The cats, of course, already know this, but they are gracious enough to spend their time with us so that we might learn, and so that we can enjoy a few quiet moments of warmth, of softness, of non-judgment. Of freedom.

Every prison should have cats.

Arnoldo, 42

Arnoldo, 42

Meet Arnoldo…

My heart is overwhelmed. I ache knowing I cannot fulfill these desires, but I’m grateful. I’m grateful to God who reminds me how I may still touch this individual with a special prayer on my birthday.

Incarcerated: 16 years

Housed: Correctional Training Facility, Soledad, CA

From time to time while lying in my prison bunk in California, I ponder about another who shares my date of birth or the date closest to it, someone who may be lying in his bunk in a Prison House in Congo, Africa. I’m physically, spiritually and emotionally healthy. But what about him? Aside from his emotional well being, what about the desires of his heart? Does he hear from his family like I do? What did he aspire to be when he was a young lad? What were his life history wounds? When was the last time he had a cold Pepsi with ice? I wish I could be present with him in his yard of scarcity in his prison in the Congo, so he could tell me the deep things of his heart or share with me his inner sorrow. I would  be hesitant to tell him that I could eat a HoneyBun whenever I want or file a grievance if my broccoli is served cold here in this American prison, 9000 miles away from him. Perhaps he would join me in singing a worship song on my guitar and after we could kneel before God Almighty in prayer asking Him for redemption, healing and hope. My heart is overwhelmed. I ache knowing I cannot fulfill these desires, but I’m grateful. I’m grateful to God who reminds me how I may still touch this individual with a special prayer on my birthday, March 12th.

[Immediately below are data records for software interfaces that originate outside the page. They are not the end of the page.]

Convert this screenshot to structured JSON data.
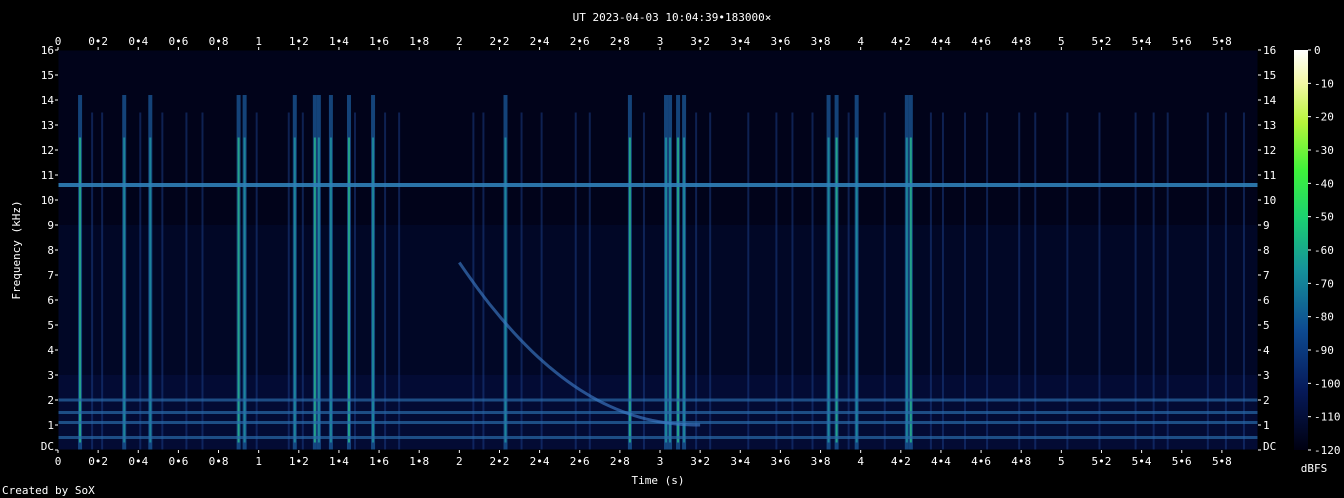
{
  "chart_data": {
    "type": "heatmap",
    "title": "UT 2023-04-03 10:04:39•183000×",
    "xlabel": "Time (s)",
    "ylabel": "Frequency (kHz)",
    "xlim": [
      0,
      5.98
    ],
    "ylim": [
      0,
      16
    ],
    "x_ticks": [
      "0",
      "0•2",
      "0•4",
      "0•6",
      "0•8",
      "1",
      "1•2",
      "1•4",
      "1•6",
      "1•8",
      "2",
      "2•2",
      "2•4",
      "2•6",
      "2•8",
      "3",
      "3•2",
      "3•4",
      "3•6",
      "3•8",
      "4",
      "4•2",
      "4•4",
      "4•6",
      "4•8",
      "5",
      "5•2",
      "5•4",
      "5•6",
      "5•8"
    ],
    "x_tick_values": [
      0,
      0.2,
      0.4,
      0.6,
      0.8,
      1,
      1.2,
      1.4,
      1.6,
      1.8,
      2,
      2.2,
      2.4,
      2.6,
      2.8,
      3,
      3.2,
      3.4,
      3.6,
      3.8,
      4,
      4.2,
      4.4,
      4.6,
      4.8,
      5,
      5.2,
      5.4,
      5.6,
      5.8
    ],
    "y_ticks": [
      "DC",
      "1",
      "2",
      "3",
      "4",
      "5",
      "6",
      "7",
      "8",
      "9",
      "10",
      "11",
      "12",
      "13",
      "14",
      "15",
      "16"
    ],
    "colorbar": {
      "label": "dBFS",
      "range": [
        -120,
        0
      ],
      "ticks": [
        "0",
        "-10",
        "-20",
        "-30",
        "-40",
        "-50",
        "-60",
        "-70",
        "-80",
        "-90",
        "-100",
        "-110",
        "-120"
      ]
    },
    "features": {
      "tone_khz": 10.6,
      "low_bands_khz": [
        0.5,
        1.1,
        1.5,
        2.0
      ],
      "spheric_times_s": [
        0.11,
        0.33,
        0.46,
        0.9,
        0.93,
        1.18,
        1.28,
        1.3,
        1.36,
        1.45,
        1.57,
        2.23,
        2.85,
        3.03,
        3.05,
        3.09,
        3.12,
        3.84,
        3.88,
        3.98,
        4.23,
        4.25
      ],
      "faint_line_times_s": [
        0.17,
        0.22,
        0.41,
        0.52,
        0.64,
        0.72,
        0.99,
        1.15,
        1.22,
        1.48,
        1.63,
        1.7,
        2.07,
        2.12,
        2.31,
        2.41,
        2.58,
        2.65,
        2.92,
        3.18,
        3.25,
        3.44,
        3.58,
        3.66,
        3.76,
        3.94,
        4.12,
        4.35,
        4.41,
        4.52,
        4.63,
        4.79,
        4.87,
        5.03,
        5.19,
        5.37,
        5.46,
        5.53,
        5.73,
        5.82,
        5.91
      ],
      "whistler": {
        "start_time_s": 2.0,
        "start_freq_khz": 7.5,
        "end_time_s": 3.2,
        "end_freq_khz": 1.0
      }
    },
    "grid": false,
    "legend": "colorbar-right"
  },
  "footer": {
    "credit": "Created by SoX"
  }
}
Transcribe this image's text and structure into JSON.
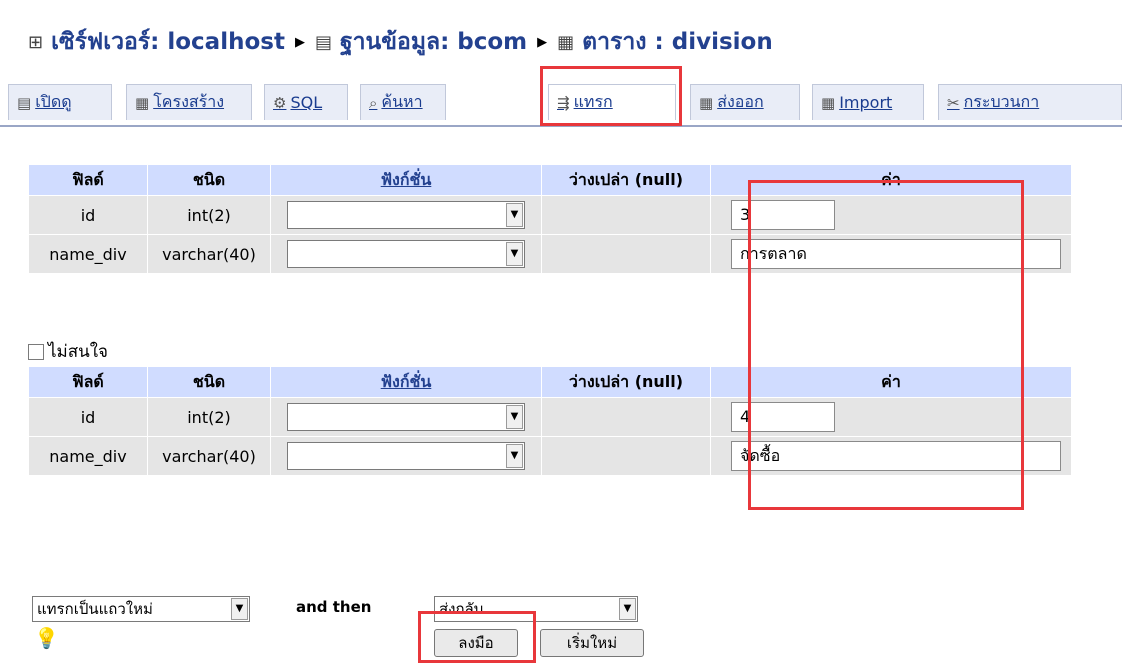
{
  "breadcrumb": {
    "server": "เซิร์ฟเวอร์: localhost",
    "database": "ฐานข้อมูล: bcom",
    "table": "ตาราง : division"
  },
  "tabs": [
    {
      "label": "เปิดดู",
      "icon": "browse-icon"
    },
    {
      "label": "โครงสร้าง",
      "icon": "structure-icon"
    },
    {
      "label": "SQL",
      "icon": "sql-icon"
    },
    {
      "label": "ค้นหา",
      "icon": "search-icon"
    },
    {
      "label": "แทรก",
      "icon": "insert-icon"
    },
    {
      "label": "ส่งออก",
      "icon": "export-icon"
    },
    {
      "label": "Import",
      "icon": "import-icon"
    },
    {
      "label": "กระบวนกา",
      "icon": "operations-icon"
    }
  ],
  "columns": {
    "field": "ฟิลด์",
    "type": "ชนิด",
    "function": "ฟังก์ชั่น",
    "null": "ว่างเปล่า (null)",
    "value": "ค่า"
  },
  "form1": {
    "rows": [
      {
        "field": "id",
        "type": "int(2)",
        "value": "3"
      },
      {
        "field": "name_div",
        "type": "varchar(40)",
        "value": "การตลาด"
      }
    ]
  },
  "ignore_label": "ไม่สนใจ",
  "form2": {
    "rows": [
      {
        "field": "id",
        "type": "int(2)",
        "value": "4"
      },
      {
        "field": "name_div",
        "type": "varchar(40)",
        "value": "จัดซื้อ"
      }
    ]
  },
  "bottom": {
    "insert_mode": "แทรกเป็นแถวใหม่",
    "and_then": "and then",
    "after": "ส่งกลับ",
    "go_button": "ลงมือ",
    "reset_button": "เริ่มใหม่"
  },
  "colors": {
    "highlight": "#e8373b",
    "header_bg": "#d0dcff",
    "link": "#23418f"
  }
}
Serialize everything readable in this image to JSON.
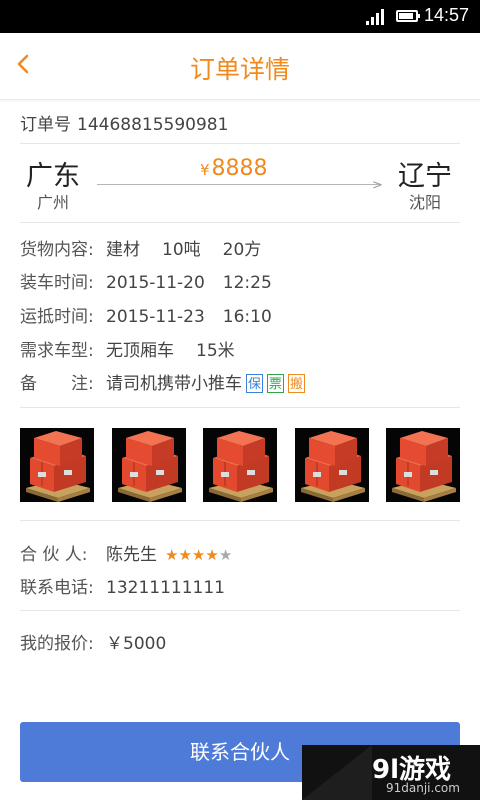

Jennifer, 52

Jennifer, 52

Meet Jennifer…

I’m not defined by the crimes I committed or worse things I’ve done. Rather, I’ve actually defied them by learning to accept responsibility, to have empathy for others, and remorse for my past harmful behavior.

 

Incarcerated: 32 years
Housed: Salinas Valley State Prison, Soledad, California
I’m an incarcerated activist, student, writer and worker. I’m also an anarchist-feminist queer and transwoman. Addiction, abuse, and criminal thinking led me to prison. I’ve survived abuse, brutality, Covid-19 outbreaks and witnessed prison deaths! I’ve survived the most adverse circumstances imaginable, including over a decade in control units and solitary confinement at Pelican Bay and Folsom. I’ve experienced a lot of harm, addiction and trauma, but I’ve also found the path of recovery. I’ve learned coping skills, built genuine friendships. I’m grateful for my lived experiences as a transwoman in California men’s prisons, which has not killed me but made me stronger! I’ve found out a lot about myself. I can be quite resilient and I have many opportunities to advocate for human rights and social justice. I communicate with my family and friends regularly. They would be surprised to know that I’m not defined by the crimes I committed or worse things I’ve done. Rather, I’ve actually defied them by learning to accept responsibility, to have empathy for others, and remorse for my past harmful behavior.

My cellmate, Peter, has a positive impact on me. He and I have been together for over three years. We have shared friendship, intimacy, love, and solidarity. We have a mutually beneficial and positive impact on eachother. He helps me get through each day, keeps me on the right track, and provides comfort. My next parole board hearing in July of 2025 has been my motivation to work toward positive personal change, and eventual freedom. I’m excited to share that at my recent classification review, I was told I qualified for a “Behavioral Override” to transfer to a level three, medium-security yard. This change of circumstance is grounds for a Petition to Advance (PTA) which would move my next hearing up to July of 2023, two years early ! 🙂 I will miss Peter, but I have hope that I may have a greater chance for a parole grant and release from prison captivity 🙂 Things are better than ever!

 

Receive more inspiring stories and news from incarcerated people around the world.